======== DATA ========

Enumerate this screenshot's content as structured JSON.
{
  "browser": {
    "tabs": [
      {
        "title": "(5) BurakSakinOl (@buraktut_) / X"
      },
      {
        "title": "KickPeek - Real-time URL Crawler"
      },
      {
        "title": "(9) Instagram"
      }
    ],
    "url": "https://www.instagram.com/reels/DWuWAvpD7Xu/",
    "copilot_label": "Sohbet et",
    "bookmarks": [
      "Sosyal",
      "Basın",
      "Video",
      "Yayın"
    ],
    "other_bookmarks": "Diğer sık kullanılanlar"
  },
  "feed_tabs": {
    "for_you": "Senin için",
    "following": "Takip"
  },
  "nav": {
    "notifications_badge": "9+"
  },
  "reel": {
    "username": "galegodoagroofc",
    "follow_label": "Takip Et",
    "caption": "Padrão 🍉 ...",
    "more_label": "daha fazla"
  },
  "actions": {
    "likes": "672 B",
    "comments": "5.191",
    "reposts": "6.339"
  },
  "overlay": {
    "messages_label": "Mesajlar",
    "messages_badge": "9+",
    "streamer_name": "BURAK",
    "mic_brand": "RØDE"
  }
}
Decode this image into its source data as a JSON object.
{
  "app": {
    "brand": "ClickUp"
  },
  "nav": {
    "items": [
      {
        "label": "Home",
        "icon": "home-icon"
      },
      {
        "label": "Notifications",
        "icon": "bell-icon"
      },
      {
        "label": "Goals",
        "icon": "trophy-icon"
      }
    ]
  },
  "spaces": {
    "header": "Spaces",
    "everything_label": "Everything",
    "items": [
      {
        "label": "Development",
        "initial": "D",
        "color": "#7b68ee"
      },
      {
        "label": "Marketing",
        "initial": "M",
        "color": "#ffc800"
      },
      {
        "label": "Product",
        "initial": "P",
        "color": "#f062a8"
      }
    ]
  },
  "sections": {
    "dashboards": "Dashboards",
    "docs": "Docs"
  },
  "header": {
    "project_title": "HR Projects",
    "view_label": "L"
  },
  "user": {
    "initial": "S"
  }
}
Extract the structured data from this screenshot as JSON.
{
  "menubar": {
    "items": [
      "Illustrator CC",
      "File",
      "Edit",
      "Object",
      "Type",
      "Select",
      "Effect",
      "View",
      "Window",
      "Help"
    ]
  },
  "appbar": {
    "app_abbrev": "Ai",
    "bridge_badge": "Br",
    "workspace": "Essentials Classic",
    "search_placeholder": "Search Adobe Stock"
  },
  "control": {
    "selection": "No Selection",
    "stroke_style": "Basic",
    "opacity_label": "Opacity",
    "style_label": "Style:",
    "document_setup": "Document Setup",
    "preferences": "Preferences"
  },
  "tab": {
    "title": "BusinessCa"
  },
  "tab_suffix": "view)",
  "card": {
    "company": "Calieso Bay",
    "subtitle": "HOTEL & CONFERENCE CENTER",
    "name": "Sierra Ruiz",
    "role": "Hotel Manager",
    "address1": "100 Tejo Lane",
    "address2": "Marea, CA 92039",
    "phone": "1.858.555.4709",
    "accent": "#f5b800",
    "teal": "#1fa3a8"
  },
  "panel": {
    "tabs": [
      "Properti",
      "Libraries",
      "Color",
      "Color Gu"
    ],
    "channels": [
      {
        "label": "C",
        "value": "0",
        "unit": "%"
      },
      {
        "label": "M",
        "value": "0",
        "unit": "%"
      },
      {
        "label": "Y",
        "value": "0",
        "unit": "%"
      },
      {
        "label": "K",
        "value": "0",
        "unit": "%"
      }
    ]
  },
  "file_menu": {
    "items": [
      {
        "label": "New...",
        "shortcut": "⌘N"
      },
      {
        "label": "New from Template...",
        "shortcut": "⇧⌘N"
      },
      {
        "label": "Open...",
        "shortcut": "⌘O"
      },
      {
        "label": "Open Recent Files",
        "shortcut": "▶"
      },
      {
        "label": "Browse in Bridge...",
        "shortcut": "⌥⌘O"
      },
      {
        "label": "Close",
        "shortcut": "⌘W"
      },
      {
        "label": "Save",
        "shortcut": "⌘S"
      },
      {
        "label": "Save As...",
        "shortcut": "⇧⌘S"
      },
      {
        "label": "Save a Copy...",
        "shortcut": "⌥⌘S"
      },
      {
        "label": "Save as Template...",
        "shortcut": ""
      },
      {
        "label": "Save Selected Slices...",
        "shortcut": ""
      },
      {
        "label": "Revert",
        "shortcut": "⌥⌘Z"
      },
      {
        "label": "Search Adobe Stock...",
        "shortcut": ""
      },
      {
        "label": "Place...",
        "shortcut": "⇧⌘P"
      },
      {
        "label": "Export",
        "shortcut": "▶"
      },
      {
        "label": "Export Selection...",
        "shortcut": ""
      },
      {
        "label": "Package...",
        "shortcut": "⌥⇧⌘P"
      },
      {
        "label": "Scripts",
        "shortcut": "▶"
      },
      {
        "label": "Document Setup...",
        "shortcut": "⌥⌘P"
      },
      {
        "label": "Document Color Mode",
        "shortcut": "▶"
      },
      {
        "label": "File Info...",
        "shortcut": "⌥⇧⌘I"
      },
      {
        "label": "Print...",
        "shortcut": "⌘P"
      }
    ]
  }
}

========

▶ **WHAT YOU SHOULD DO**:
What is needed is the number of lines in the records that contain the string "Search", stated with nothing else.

▶ **SOLUTION BELOW**:
2